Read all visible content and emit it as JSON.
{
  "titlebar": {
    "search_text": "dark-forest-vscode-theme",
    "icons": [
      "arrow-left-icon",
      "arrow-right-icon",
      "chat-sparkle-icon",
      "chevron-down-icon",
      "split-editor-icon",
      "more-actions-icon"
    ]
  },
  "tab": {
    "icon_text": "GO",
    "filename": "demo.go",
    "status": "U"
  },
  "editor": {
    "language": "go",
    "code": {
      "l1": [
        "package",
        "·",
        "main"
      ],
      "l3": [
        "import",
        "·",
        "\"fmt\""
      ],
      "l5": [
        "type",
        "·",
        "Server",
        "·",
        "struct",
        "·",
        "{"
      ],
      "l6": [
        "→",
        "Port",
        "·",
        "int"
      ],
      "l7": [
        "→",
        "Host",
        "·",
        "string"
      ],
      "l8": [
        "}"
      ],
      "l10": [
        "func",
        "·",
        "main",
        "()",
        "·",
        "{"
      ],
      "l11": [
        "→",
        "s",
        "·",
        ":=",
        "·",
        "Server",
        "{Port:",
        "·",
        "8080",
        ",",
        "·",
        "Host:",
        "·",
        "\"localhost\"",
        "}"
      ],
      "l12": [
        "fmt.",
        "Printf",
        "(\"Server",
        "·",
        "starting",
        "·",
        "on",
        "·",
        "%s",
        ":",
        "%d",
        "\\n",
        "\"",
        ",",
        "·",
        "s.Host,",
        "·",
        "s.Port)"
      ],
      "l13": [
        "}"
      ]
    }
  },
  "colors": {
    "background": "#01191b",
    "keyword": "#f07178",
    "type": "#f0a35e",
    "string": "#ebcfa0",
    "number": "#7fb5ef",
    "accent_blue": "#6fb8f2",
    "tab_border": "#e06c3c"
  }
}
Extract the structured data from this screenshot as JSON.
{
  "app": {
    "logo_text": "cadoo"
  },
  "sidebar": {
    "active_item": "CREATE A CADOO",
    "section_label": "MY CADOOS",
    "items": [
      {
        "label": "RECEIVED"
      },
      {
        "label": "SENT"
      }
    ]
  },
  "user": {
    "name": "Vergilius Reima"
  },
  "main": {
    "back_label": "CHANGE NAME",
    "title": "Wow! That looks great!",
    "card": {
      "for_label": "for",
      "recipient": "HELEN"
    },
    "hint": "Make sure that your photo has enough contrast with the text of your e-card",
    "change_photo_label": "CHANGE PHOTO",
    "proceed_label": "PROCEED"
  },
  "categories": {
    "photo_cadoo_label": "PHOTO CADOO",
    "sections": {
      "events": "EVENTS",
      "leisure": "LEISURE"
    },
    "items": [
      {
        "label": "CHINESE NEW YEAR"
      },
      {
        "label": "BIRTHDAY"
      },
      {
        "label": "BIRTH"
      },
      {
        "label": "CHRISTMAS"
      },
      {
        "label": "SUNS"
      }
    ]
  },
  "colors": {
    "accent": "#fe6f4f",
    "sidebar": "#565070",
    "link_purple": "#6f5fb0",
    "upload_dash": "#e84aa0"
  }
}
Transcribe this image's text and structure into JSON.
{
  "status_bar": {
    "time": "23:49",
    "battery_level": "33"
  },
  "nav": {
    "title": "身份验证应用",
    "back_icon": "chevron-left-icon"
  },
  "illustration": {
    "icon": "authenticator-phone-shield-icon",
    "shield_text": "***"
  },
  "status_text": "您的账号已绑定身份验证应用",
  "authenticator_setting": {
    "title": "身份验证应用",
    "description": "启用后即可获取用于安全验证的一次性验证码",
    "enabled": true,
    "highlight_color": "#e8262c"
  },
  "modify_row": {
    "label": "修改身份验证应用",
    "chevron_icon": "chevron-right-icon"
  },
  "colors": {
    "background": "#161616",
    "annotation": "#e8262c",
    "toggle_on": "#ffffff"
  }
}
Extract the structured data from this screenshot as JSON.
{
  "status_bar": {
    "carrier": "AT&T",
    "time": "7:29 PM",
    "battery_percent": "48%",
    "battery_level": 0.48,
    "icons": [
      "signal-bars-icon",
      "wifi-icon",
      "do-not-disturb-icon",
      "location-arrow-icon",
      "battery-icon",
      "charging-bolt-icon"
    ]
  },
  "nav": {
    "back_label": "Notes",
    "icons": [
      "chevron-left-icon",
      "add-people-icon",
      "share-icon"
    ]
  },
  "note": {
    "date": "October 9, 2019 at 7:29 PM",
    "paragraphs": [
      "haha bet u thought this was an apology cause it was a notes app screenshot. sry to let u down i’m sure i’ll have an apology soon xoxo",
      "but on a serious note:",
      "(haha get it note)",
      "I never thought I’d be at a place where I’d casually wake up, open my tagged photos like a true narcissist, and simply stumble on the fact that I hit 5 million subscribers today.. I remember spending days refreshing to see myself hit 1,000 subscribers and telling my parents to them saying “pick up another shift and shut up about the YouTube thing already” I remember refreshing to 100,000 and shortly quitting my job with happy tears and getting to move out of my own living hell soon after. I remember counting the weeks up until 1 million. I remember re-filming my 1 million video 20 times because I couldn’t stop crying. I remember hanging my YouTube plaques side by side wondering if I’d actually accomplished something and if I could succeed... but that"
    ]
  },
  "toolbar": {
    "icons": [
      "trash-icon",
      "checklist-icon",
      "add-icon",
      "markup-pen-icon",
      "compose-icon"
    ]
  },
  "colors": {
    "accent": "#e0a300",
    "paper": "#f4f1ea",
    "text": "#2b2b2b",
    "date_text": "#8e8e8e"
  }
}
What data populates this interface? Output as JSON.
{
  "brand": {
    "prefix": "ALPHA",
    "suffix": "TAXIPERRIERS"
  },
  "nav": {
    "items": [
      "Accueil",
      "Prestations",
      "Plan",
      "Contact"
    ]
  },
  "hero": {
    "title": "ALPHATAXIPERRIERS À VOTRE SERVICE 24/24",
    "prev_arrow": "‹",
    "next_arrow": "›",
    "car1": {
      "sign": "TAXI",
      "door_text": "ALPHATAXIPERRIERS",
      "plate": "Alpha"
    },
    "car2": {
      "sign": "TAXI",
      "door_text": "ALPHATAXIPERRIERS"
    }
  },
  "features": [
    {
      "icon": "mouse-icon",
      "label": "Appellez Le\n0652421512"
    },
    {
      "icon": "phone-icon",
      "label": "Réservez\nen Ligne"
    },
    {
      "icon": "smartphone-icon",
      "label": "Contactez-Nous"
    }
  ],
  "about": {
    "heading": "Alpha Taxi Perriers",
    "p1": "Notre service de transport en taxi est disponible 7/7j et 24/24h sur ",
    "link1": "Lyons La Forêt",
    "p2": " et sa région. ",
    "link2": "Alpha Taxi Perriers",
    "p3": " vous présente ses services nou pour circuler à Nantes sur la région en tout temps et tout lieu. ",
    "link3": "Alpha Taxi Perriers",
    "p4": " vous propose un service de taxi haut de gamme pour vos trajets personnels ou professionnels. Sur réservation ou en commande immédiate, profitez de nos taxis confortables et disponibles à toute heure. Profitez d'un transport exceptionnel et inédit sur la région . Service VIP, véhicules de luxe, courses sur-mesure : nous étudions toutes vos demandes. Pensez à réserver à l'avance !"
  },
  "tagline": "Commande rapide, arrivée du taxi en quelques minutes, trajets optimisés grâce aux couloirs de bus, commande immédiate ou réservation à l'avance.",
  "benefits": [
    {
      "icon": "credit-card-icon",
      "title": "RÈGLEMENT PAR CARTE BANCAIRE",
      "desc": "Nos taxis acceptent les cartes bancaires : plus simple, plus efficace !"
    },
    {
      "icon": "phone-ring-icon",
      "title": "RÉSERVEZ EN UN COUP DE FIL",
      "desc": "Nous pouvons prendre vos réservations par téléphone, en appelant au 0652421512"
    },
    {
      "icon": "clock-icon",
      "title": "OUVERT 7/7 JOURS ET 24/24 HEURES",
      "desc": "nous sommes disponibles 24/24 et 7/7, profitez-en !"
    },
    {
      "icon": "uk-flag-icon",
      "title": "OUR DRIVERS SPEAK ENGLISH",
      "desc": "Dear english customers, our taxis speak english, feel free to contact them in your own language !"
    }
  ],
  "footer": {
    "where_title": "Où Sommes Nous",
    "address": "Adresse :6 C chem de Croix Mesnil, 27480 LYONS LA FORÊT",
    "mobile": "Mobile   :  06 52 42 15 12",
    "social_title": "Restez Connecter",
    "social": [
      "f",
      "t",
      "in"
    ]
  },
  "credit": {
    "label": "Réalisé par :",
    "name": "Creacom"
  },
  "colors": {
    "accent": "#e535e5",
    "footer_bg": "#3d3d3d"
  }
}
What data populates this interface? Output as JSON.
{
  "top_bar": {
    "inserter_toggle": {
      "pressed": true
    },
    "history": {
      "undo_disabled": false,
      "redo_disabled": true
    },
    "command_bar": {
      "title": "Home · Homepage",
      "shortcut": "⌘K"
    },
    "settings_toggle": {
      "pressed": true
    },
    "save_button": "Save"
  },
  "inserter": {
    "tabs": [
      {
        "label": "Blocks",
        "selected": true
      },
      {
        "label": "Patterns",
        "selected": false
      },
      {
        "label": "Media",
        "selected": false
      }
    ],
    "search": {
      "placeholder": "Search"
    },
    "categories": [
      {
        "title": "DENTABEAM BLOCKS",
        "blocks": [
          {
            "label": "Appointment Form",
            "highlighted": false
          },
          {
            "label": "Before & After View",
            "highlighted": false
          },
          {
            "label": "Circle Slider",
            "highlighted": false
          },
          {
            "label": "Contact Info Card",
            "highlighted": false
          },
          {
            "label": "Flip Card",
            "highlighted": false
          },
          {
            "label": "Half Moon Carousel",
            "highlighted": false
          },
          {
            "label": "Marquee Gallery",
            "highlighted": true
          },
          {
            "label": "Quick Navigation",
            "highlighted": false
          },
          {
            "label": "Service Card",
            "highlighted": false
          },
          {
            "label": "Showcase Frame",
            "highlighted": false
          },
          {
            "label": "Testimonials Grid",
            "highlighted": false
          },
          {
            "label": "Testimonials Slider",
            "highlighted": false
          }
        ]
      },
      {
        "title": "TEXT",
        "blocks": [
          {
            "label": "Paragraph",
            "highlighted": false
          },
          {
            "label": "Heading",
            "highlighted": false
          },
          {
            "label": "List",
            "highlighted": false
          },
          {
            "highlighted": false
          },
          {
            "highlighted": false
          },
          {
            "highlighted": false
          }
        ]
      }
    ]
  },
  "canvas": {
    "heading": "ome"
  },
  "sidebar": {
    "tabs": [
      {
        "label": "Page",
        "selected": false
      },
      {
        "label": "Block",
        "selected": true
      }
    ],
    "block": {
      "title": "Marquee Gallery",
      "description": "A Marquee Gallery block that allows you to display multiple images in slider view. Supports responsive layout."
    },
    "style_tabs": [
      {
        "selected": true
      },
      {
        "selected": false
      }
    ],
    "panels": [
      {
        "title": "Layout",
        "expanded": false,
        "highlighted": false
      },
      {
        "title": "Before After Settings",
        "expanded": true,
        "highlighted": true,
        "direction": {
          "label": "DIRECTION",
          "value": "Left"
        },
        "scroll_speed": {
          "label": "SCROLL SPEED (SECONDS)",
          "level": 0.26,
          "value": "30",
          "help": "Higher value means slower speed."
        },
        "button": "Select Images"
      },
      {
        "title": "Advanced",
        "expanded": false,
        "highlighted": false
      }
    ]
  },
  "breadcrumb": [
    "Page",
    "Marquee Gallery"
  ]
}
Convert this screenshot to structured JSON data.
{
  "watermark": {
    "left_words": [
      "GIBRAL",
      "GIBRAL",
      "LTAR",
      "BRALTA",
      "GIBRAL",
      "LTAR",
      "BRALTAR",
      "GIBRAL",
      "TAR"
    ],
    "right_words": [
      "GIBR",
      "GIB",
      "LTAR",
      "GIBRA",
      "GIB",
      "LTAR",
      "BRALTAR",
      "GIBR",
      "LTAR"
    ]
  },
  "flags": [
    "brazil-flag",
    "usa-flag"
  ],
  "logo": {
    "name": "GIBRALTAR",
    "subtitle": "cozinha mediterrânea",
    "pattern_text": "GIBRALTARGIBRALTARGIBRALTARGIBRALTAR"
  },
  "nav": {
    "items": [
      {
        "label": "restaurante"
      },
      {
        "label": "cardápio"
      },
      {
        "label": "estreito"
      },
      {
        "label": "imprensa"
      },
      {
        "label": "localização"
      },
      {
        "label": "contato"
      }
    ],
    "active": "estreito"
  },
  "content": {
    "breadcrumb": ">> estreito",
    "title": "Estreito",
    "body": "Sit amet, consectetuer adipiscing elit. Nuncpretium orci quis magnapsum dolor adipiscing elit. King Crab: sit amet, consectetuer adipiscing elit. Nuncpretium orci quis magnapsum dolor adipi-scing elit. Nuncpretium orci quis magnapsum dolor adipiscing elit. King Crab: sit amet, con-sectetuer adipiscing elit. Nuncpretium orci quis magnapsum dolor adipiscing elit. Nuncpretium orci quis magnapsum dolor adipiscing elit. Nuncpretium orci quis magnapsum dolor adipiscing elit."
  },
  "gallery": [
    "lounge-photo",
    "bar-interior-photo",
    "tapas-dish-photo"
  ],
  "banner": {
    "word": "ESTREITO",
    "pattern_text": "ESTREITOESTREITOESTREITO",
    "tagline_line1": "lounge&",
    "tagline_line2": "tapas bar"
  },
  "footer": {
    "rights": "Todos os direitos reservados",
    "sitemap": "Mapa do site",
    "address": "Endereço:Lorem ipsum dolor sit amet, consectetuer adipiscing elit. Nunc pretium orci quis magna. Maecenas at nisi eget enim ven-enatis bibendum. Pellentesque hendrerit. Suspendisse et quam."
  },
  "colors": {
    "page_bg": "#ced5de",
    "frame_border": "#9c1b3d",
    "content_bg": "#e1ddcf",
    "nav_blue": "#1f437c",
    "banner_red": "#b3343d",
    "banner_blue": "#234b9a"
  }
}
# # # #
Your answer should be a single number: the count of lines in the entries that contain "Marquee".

4